The Parliamentary Commission on Banking Standards says it was so badly run it would have failed even without the 2008 financial crisis

Lawmakers on the Commissioner – which was tasked with finding ways to reform UK banks – it was an “accident waiting to happen” and that there was a “colossal failure of senior management”.

Lloyds Banking Group took over HBOS – in a rescue deal brokered by the government as it struggled under a mountain of bad loans.

It also needed over 30 billion euros of bailout money from the taxpayers.

The Banking Commission recommends the company’s former bosses should be banned from the industry.
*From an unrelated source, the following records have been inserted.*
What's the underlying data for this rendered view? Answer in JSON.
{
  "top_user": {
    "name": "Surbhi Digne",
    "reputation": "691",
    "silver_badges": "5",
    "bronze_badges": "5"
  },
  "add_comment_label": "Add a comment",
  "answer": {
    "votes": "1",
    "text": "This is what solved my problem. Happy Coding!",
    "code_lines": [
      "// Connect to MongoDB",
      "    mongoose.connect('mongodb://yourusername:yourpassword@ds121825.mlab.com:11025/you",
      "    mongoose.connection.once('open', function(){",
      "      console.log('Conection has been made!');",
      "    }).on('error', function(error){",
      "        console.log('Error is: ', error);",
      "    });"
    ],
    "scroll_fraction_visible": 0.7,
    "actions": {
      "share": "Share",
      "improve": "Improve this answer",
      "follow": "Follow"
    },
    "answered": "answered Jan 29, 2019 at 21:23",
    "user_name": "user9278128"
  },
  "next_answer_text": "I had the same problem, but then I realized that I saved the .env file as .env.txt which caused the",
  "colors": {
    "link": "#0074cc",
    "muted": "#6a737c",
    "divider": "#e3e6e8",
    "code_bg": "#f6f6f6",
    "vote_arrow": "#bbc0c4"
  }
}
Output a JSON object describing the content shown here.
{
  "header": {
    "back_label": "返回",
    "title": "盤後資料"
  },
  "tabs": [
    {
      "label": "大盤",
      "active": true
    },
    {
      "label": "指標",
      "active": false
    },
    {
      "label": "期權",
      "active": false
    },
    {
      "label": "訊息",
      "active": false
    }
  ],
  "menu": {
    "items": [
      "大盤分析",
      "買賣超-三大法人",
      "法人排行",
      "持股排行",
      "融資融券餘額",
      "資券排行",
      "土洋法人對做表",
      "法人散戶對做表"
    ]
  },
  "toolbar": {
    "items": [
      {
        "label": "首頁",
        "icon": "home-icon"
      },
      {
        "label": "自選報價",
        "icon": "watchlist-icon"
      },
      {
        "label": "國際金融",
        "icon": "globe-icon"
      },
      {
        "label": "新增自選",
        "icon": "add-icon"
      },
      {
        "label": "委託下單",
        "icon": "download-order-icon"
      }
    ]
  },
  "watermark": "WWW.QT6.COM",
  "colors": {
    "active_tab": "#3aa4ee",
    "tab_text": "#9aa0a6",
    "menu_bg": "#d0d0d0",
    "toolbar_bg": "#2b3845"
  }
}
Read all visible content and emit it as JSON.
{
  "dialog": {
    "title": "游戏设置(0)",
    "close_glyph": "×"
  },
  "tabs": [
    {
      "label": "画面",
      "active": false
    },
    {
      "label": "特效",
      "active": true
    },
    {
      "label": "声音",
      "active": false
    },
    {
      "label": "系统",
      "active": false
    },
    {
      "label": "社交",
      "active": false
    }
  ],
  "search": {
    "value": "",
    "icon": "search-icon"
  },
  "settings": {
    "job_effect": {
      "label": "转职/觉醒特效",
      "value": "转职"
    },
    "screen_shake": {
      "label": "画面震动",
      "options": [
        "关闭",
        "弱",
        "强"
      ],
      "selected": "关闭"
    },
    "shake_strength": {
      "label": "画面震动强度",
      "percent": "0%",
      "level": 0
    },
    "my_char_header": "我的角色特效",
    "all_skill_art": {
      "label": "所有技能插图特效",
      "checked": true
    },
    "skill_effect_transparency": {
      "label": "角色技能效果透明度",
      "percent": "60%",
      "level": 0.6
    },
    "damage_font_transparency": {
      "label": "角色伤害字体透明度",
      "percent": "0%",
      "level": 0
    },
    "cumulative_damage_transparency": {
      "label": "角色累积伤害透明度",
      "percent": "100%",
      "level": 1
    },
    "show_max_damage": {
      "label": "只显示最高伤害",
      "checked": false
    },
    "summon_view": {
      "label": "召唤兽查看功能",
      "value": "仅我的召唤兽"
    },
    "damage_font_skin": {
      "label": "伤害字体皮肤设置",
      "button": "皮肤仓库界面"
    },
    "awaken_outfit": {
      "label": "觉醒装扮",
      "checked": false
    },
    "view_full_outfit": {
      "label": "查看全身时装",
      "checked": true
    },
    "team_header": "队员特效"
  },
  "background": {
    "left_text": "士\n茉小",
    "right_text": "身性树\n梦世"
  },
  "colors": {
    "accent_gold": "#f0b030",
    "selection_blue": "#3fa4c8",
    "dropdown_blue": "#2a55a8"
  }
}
They are Dennis Stevenson, chairman from the formation of HBOS in 2001 until its collapse, and former chief executives James Crosby and Andy Hornby.

Commission chairman Andrew Tyrie, a Conservative Member of Parliament, expressed surprise that only Peter Cummings, who was head of corporate lending at HBOS, had so far been punished.

“The Commission has asked the regulator to consider whether these individuals (Stevenson, Crosby and Hornby) should be barred from undertaking any future role in the sector,” Tyrie said in the report.

Cummings was fined 500,000 pounds (590,000 euros) by Britain’s financial services regulator in September and banned for life from the industry.

HBOS’s managers blamed the financial crisis for the collapse, but the Commission said the bank’s business model was inherently flawed and its board was a “model of self-delusion”.

“The sums would never have added up,” Tyrie said.

“The Commission has estimated that, taken together, the losses incurred by the corporate, international and treasury divisions would have led to insolvency, regardless of funding and liquidity problems, had HBOS not been bailed out by both Lloyds and the taxpayer,” he said.

The report also said the role played by Britain’s financial regulator had been “thoroughly inadequate”.